This post was contributed by SOC 3013 student, Jessica Raasch.
Before becoming employed at Haven for Hope, my thoughts about the homeless population were pretty much like those of the average American. I firmly believed that we are fully responsible for ourselves, and that if we worked hard, we would get what we wanted out of life. The homeless were therefore likely deficient in important ways as human beings. Since working with Haven for Hope, I have come to see that homeless people, like all other people, defy easy stereotypes. If nothing else, the above video asks us to see the homeless population as comprised of real people who have confronted incredibly difficult life challenges. It illustrates that those without housing are not of one race, sex, personality type, or common story. In these tough times, for example, one could lose a job and soon be out on the street, or living on the street might be far better than continuing to live in an abusive home.

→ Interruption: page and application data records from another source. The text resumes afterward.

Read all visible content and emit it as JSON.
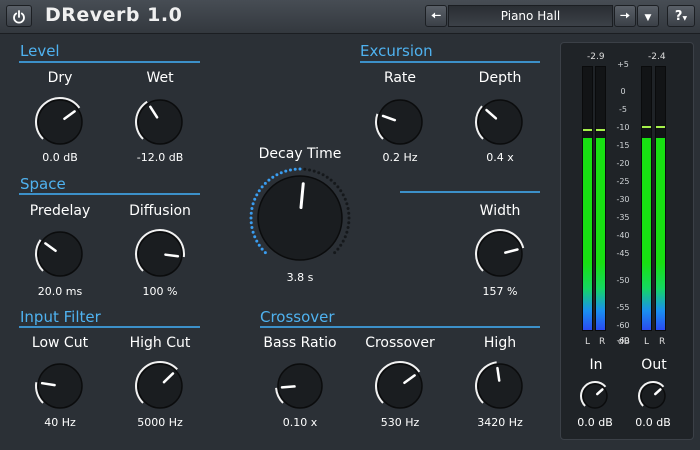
{
  "app": {
    "title": "DReverb 1.0"
  },
  "toolbar": {
    "preset": "Piano Hall",
    "help": "?"
  },
  "sections": {
    "level": "Level",
    "space": "Space",
    "input_filter": "Input Filter",
    "excursion": "Excursion",
    "crossover": "Crossover"
  },
  "knobs": {
    "dry": {
      "label": "Dry",
      "value": "0.0 dB",
      "level": 0.7
    },
    "wet": {
      "label": "Wet",
      "value": "-12.0 dB",
      "level": 0.38
    },
    "predelay": {
      "label": "Predelay",
      "value": "20.0 ms",
      "level": 0.3
    },
    "diffusion": {
      "label": "Diffusion",
      "value": "100 %",
      "level": 0.86
    },
    "low_cut": {
      "label": "Low Cut",
      "value": "40 Hz",
      "level": 0.2
    },
    "high_cut": {
      "label": "High Cut",
      "value": "5000 Hz",
      "level": 0.67
    },
    "decay_time": {
      "label": "Decay Time",
      "value": "3.8 s",
      "level": 0.52
    },
    "rate": {
      "label": "Rate",
      "value": "0.2 Hz",
      "level": 0.24
    },
    "depth": {
      "label": "Depth",
      "value": "0.4 x",
      "level": 0.32
    },
    "width": {
      "label": "Width",
      "value": "157 %",
      "level": 0.78
    },
    "bass_ratio": {
      "label": "Bass Ratio",
      "value": "0.10 x",
      "level": 0.15
    },
    "crossover_freq": {
      "label": "Crossover",
      "value": "530 Hz",
      "level": 0.7
    },
    "high": {
      "label": "High",
      "value": "3420 Hz",
      "level": 0.47
    }
  },
  "meters": {
    "in_peak_readout": "-2.9",
    "out_peak_readout": "-2.4",
    "in_label": "In",
    "out_label": "Out",
    "in_value": "0.0 dB",
    "out_value": "0.0 dB",
    "in_level": 0.73,
    "out_level": 0.73,
    "in_peak_level": 0.757,
    "out_peak_level": 0.77,
    "scale": [
      "+5",
      "0",
      "-5",
      "-10",
      "-15",
      "-20",
      "-25",
      "-30",
      "-35",
      "-40",
      "-45",
      "-50",
      "-55",
      "-60"
    ],
    "scale_unit": "dB",
    "scale_floor": "-60",
    "channels": [
      "L",
      "R"
    ],
    "in_knob_level": 0.68,
    "out_knob_level": 0.68
  },
  "colors": {
    "accent": "#4fb2f0",
    "meter_green": "#18e012",
    "meter_blue": "#2a4bf0",
    "background": "#2b3036"
  }
}
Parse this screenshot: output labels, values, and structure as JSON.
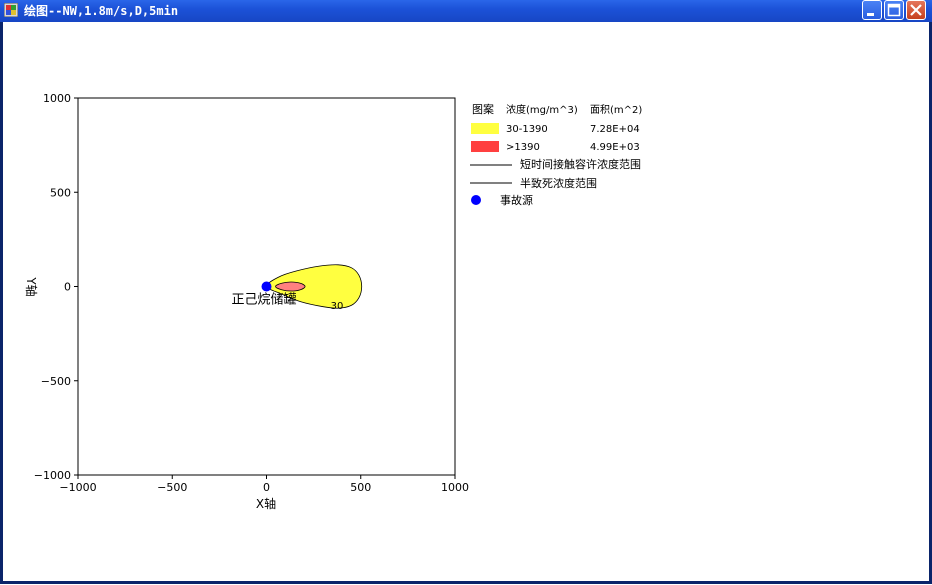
{
  "window": {
    "title": "绘图--NW,1.8m/s,D,5min"
  },
  "legend": {
    "header": {
      "pattern": "图案",
      "concentration": "浓度(mg/m^3)",
      "area": "面积(m^2)"
    },
    "rows": [
      {
        "color": "#ffff40",
        "range": "30-1390",
        "area": "7.28E+04"
      },
      {
        "color": "#ff4040",
        "range": ">1390",
        "area": "4.99E+03"
      }
    ],
    "lines": [
      {
        "label": "短时间接触容许浓度范围"
      },
      {
        "label": "半致死浓度范围"
      }
    ],
    "source": {
      "label": "事故源",
      "color": "#0000ff"
    }
  },
  "chart_data": {
    "type": "area",
    "xlabel": "X轴",
    "ylabel": "Y轴",
    "xlim": [
      -1000,
      1000
    ],
    "ylim": [
      -1000,
      1000
    ],
    "xticks": [
      "−1000",
      "−500",
      "0",
      "500",
      "1000"
    ],
    "yticks": [
      "1000",
      "500",
      "0",
      "−500",
      "−1000"
    ],
    "source_point": {
      "x": 0,
      "y": 0,
      "label": "正己烷储罐"
    },
    "contours": [
      {
        "name": "30-1390",
        "color": "#ffff40",
        "label": "30",
        "points": [
          [
            0,
            0
          ],
          [
            60,
            48
          ],
          [
            160,
            83
          ],
          [
            280,
            108
          ],
          [
            380,
            115
          ],
          [
            450,
            100
          ],
          [
            490,
            60
          ],
          [
            505,
            0
          ],
          [
            490,
            -60
          ],
          [
            450,
            -100
          ],
          [
            380,
            -115
          ],
          [
            300,
            -107
          ],
          [
            180,
            -80
          ],
          [
            80,
            -40
          ]
        ]
      },
      {
        "name": ">1390",
        "color": "#ff8080",
        "points": [
          [
            48,
            0
          ],
          [
            80,
            17
          ],
          [
            130,
            24
          ],
          [
            180,
            17
          ],
          [
            205,
            0
          ],
          [
            180,
            -17
          ],
          [
            130,
            -24
          ],
          [
            80,
            -17
          ]
        ]
      }
    ]
  }
}
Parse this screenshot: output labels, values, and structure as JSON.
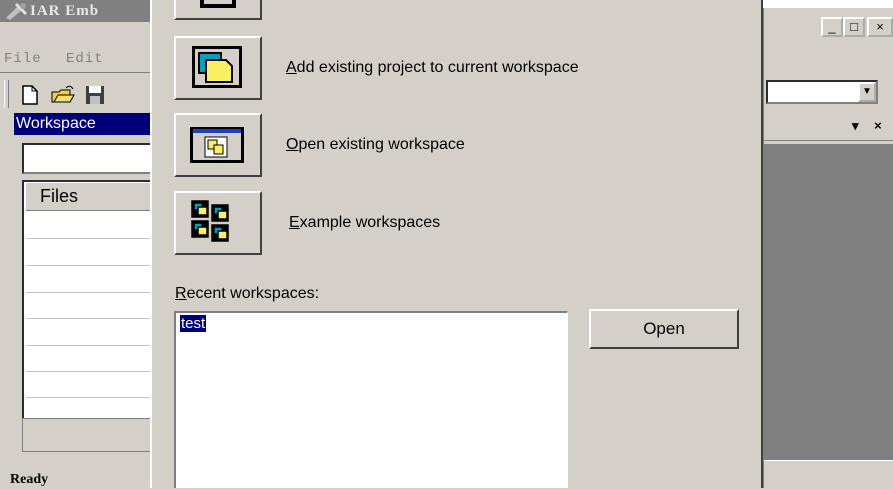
{
  "ide": {
    "title": "IAR Emb",
    "menu": [
      "File",
      "Edit"
    ],
    "workspace_title": "Workspace",
    "files_header": "Files",
    "status": "Ready",
    "window_controls": [
      "_",
      "□",
      "×"
    ],
    "pane_controls": "▾ ×"
  },
  "dialog": {
    "actions": [
      {
        "hotkey": "A",
        "rest": "dd existing project to current workspace",
        "icon": "add-project-icon"
      },
      {
        "hotkey": "O",
        "rest": "pen existing workspace",
        "icon": "open-workspace-icon"
      },
      {
        "hotkey": "E",
        "rest": "xample workspaces",
        "icon": "example-workspaces-icon"
      }
    ],
    "recent_label_hotkey": "R",
    "recent_label_rest": "ecent workspaces:",
    "recent_items": [
      "test"
    ],
    "open_label": "Open"
  }
}
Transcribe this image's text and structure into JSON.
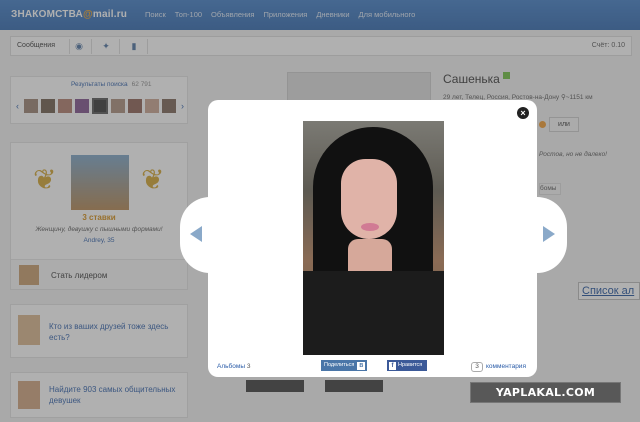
{
  "header": {
    "logo_text": "ЗНАКОМСТВА",
    "logo_at": "@",
    "logo_domain": "mail.ru",
    "nav": [
      "Поиск",
      "Топ-100",
      "Объявления",
      "Приложения",
      "Дневники",
      "Для мобильного"
    ]
  },
  "toolbar": {
    "messages": "Сообщения",
    "score": "Счёт: 0.10"
  },
  "search_results": {
    "title": "Результаты поиска",
    "count": "62 791"
  },
  "leader": {
    "stakes": "3 ставки",
    "quote": "Женщину, девушку с пышными формами!",
    "user": "Andrey, 35",
    "button": "Стать лидером"
  },
  "friends_promo": "Кто из ваших друзей тоже здесь есть?",
  "girls_promo": "Найдите 903 самых общительных девушек",
  "profile": {
    "name": "Сашенька",
    "info": "29 лет, Телец, Россия, Ростов-на-Дону",
    "distance": "~1151 км",
    "button": "или",
    "bg_text": "Ростов, но не далеко!",
    "bg_tab": "бомы",
    "list_link": "Список ал"
  },
  "viewer": {
    "albums_label": "Альбомы",
    "albums_count": "3",
    "share_label": "Поделиться",
    "share_vk": "В",
    "fb_label": "Нравится",
    "fb_icon": "f",
    "comments_count": "3",
    "comments_label": "комментария",
    "close_glyph": "×"
  },
  "watermark": "YAPLAKAL.COM",
  "colors": {
    "header": "#3e7cc6",
    "link": "#2a5ca8",
    "accent": "#f7a21a",
    "fb": "#3b5998",
    "vk": "#4a76a8"
  }
}
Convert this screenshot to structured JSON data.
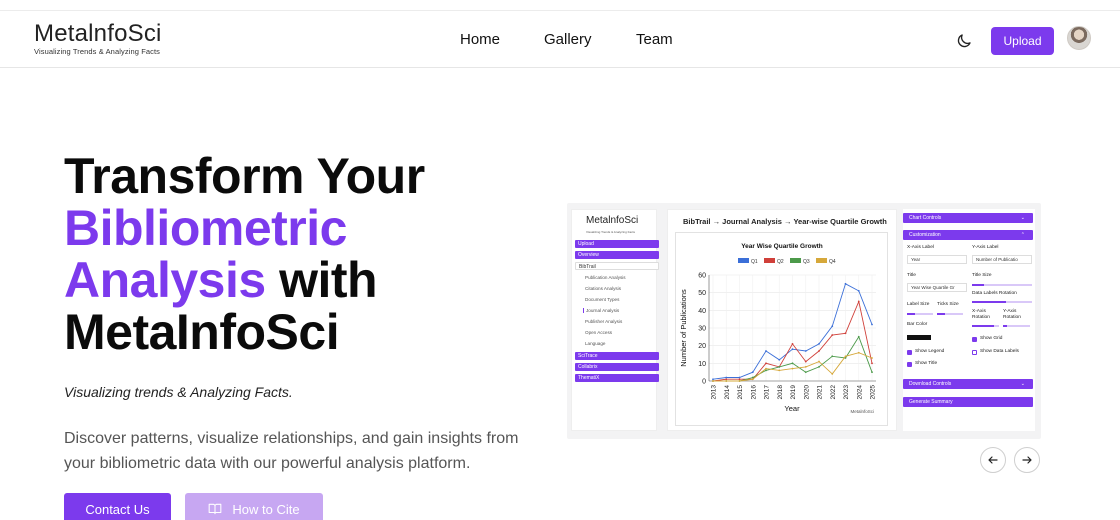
{
  "header": {
    "logo_text": "MetalnfoSci",
    "logo_subtitle": "Visualizing Trends & Analyzing Facts",
    "nav": [
      {
        "label": "Home"
      },
      {
        "label": "Gallery"
      },
      {
        "label": "Team"
      }
    ],
    "upload_label": "Upload"
  },
  "hero": {
    "title_line1": "Transform Your",
    "title_accent1": "Bibliometric",
    "title_accent2": "Analysis",
    "title_line3_rest": " with",
    "title_line4": "MetaInfoSci",
    "tagline": "Visualizing trends & Analyzing Facts.",
    "description": "Discover patterns, visualize relationships, and gain insights from your bibliometric data with our powerful analysis platform.",
    "contact_label": "Contact Us",
    "cite_label": "How to Cite"
  },
  "preview": {
    "logo_text": "MetalnfoSci",
    "logo_subtitle": "Visualizing Trends & Analyzing Facts",
    "sidebar": {
      "upload": "Upload",
      "overview": "Overview",
      "bibtrail": "BibTrail",
      "bibtrail_items": [
        "Publication Analysis",
        "Citations Analysis",
        "Document Types",
        "Journal Analysis",
        "Publisher Analysis",
        "Open Access",
        "Language"
      ],
      "scitrace": "SciTrace",
      "collabrix": "Collabrix",
      "thematix": "ThematiX"
    },
    "breadcrumb": "BibTrail → Journal Analysis → Year-wise Quartile Growth",
    "controls": {
      "chart_controls": "Chart Controls",
      "customization": "Customization",
      "x_axis_label": "X-Axis Label",
      "y_axis_label": "Y-Axis Label",
      "x_axis_value": "Year",
      "y_axis_value": "Number of Publicatio",
      "title_label": "Title",
      "title_size_label": "Title Size",
      "title_value": "Year Wise Quartile Gr",
      "data_labels_rotation": "Data Labels Rotation",
      "label_size": "Label Size",
      "ticks_size": "Ticks Size",
      "x_axis_rotation": "X-Axis Rotation",
      "y_axis_rotation": "Y-Axis Rotation",
      "bar_color": "Bar Color",
      "show_grid": "Show Grid",
      "show_legend": "Show Legend",
      "show_data_labels": "Show Data Labels",
      "show_title": "Show Title",
      "download_controls": "Download Controls",
      "generate_summary": "Generate Summary"
    },
    "watermark": "MetalnfoSci"
  },
  "chart_data": {
    "type": "line",
    "title": "Year Wise Quartile Growth",
    "xlabel": "Year",
    "ylabel": "Number of Publications",
    "ylim": [
      0,
      60
    ],
    "yticks": [
      0,
      10,
      20,
      30,
      40,
      50,
      60
    ],
    "x": [
      "2013",
      "2014",
      "2015",
      "2016",
      "2017",
      "2018",
      "2019",
      "2020",
      "2021",
      "2022",
      "2023",
      "2024",
      "2025"
    ],
    "series": [
      {
        "name": "Q1",
        "color": "#3b6fd8",
        "values": [
          1,
          2,
          2,
          5,
          17,
          12,
          18,
          17,
          21,
          31,
          55,
          51,
          32
        ]
      },
      {
        "name": "Q2",
        "color": "#d0403a",
        "values": [
          0,
          1,
          1,
          1,
          10,
          8,
          21,
          11,
          17,
          26,
          27,
          45,
          10
        ]
      },
      {
        "name": "Q3",
        "color": "#4c9a4a",
        "values": [
          0,
          0,
          0,
          2,
          6,
          8,
          10,
          5,
          8,
          14,
          13,
          25,
          5
        ]
      },
      {
        "name": "Q4",
        "color": "#d6a83a",
        "values": [
          0,
          0,
          0,
          1,
          7,
          6,
          7,
          8,
          11,
          4,
          14,
          16,
          13
        ]
      }
    ],
    "legend": "top-center",
    "grid": true
  },
  "colors": {
    "accent": "#7c3aed",
    "accent_light": "#c7a7f2"
  }
}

Those in the video admit to the world the mistakes they have made, but also suggest the compassion, empowerment, and transition brought in their lives.